"If we can identify that in our historic research, that will go I think a long way in establishing how this memorial can be manifested and how it can start to tell that story," said Leon, who also designed the United Nations' memorial to the victims of the trans-Atlantic slave trade.

The National Park Service, which oversees the waterfront park and has held informative events about its slavery history with Crockett, is also assisting in the research.

Jim Johnston, the biographer of Yarrow Mamout, an enslaved Muslim from Guinea who gained his freedom and became a prominent Georgetown property owner and entrepreneur, is skeptical. The author of "From Slave Ship to Harvard: Yarrow Mamout and the History of an African American Family" said he welcomed the investigation but found it unlikely that slave ships would have docked at Georgetown.

The "North Potomac" notation in the Emory University database refers to a British customs station at St. Mary's where ships passed through before continuing up the river to sell enslaved Africans they were carrying. Johnston said there is a lack of primary sources or newspaper announcements indicating the ships traveled as far as Georgetown. Mamout's enslaver, for example, traveled to Annapolis, where Mamout arrived, even though the enslaver lived in Washington.

"They would have stopped at all the plantations along the way that they know of and try to sell slaves," Johnston said of the ships that passed through North Potomac. "Georgetown was the end of the line."

Crockett said she became engrossed in learning Georgetown's African American history after her alma mater revealed that its Jesuit priests sold 272 enslaved laborers in 1838 to save the school financially. She thought about the buildings she sat in through classes years ago, having no inkling of the hundreds of enslaved laborers who could have walked the same grounds.

And she started to see that same story in bustling downtown Georgetown, where shoppers and diners and boaters, she thought, could be overlooking significant Black history hidden in plain sight.

Her research took her almost building by building. The slave pen on O Street that is now a block of rowhouses. The historical Mount Zion United Methodist Church. The residence of Yarrow Mamout.

Two years ago, she said, the waterfront earned a UNESCO "Site of Memory" designation, for historical places associated with slavery.

She developed a historic tour around all the key sites, tracing the rich religious and cultural landmarks established by the once-booming Black population in Georgetown. Her organization has placed bronze markers at eight locations, with two more on the way.
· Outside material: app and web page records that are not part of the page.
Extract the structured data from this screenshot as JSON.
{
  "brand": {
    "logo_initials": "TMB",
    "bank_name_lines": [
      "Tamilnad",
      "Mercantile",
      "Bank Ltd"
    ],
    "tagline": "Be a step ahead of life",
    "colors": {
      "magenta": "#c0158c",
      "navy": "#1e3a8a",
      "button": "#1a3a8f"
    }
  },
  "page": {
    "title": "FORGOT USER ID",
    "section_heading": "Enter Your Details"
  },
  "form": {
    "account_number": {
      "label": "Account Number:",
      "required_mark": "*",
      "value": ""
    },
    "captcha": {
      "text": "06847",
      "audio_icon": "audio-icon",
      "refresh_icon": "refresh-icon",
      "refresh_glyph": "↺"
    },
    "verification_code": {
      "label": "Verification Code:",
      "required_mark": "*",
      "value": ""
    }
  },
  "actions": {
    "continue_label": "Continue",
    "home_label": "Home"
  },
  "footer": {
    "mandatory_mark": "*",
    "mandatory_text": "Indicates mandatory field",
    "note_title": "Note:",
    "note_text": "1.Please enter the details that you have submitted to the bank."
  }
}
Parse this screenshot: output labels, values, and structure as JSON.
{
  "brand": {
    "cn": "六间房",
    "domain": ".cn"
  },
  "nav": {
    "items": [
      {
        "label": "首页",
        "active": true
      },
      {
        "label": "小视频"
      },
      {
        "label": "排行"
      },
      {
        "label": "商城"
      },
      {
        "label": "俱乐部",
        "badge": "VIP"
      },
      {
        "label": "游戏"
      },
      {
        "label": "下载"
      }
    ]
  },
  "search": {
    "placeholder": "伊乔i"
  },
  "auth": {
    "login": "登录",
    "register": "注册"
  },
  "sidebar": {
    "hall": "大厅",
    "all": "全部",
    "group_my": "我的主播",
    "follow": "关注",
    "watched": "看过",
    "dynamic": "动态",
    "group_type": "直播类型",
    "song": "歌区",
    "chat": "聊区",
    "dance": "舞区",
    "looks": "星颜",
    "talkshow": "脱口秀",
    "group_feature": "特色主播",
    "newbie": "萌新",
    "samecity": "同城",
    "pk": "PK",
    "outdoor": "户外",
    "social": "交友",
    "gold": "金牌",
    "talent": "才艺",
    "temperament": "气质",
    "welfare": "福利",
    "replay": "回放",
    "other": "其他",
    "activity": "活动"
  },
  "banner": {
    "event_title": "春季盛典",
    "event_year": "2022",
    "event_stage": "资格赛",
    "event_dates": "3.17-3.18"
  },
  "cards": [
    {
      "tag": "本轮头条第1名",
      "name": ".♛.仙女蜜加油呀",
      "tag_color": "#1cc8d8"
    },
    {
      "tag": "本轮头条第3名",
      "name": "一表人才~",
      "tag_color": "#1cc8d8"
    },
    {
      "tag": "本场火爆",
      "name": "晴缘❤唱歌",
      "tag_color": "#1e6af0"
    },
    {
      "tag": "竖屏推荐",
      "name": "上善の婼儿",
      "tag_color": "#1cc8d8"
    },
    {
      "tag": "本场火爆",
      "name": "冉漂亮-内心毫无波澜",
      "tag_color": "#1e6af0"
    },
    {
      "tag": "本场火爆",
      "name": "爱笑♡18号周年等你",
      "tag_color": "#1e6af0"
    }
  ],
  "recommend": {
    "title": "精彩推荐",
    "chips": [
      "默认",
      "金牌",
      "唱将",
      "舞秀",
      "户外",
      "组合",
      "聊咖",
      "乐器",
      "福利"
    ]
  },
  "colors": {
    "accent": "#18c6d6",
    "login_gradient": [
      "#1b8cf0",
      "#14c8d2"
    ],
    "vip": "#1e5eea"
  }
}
But the history of the arriving slave ships at the Georgetown port is more uncertain. Maurice Jackson, a history professor at Georgetown University, said that "in a way, that's a beautiful thing" - because "everything is up for discovery."

"We do know slave ships came there. We know the names of a couple. But we don't know much more than that," Jackson said, referring to the North Potomac ships. "We know that slaves were dropped off there. And we know that the Georgetown port was a major slave depot."

The port long predated the incorporation of Georgetown in 1751, but Johnston said that if any enslaved people arrived at Georgetown it would more likely have happened been after 1751 when the town was more established. The port grew into a busy trading hub, mirroring the growth of tobacco exports - and by extension, the slave trade. Before long the port rivaled the Alexandria and Annapolis ports, where enslaved people were bought and sold.

Records from Emory University's database show that ships carrying enslaved Africans began docking at "North Potomac" in 1732, first on a ship called the Liverpool Merchant. More than 1,400 people, mostly from Gambia, would pass through North Potomac over the next three decades before being sold into slavery at locations Crockett said she hopes the investigation uncovers.

"We just want to remember their contributions," Crockett said of the effort to establish the federal monument. "We want them to know that we honor what they did. We are here because they survived. And all we want to do is call their names, uncover who they are."

Published : June 22, 2021

By : The Washington Post · Meagan Flynn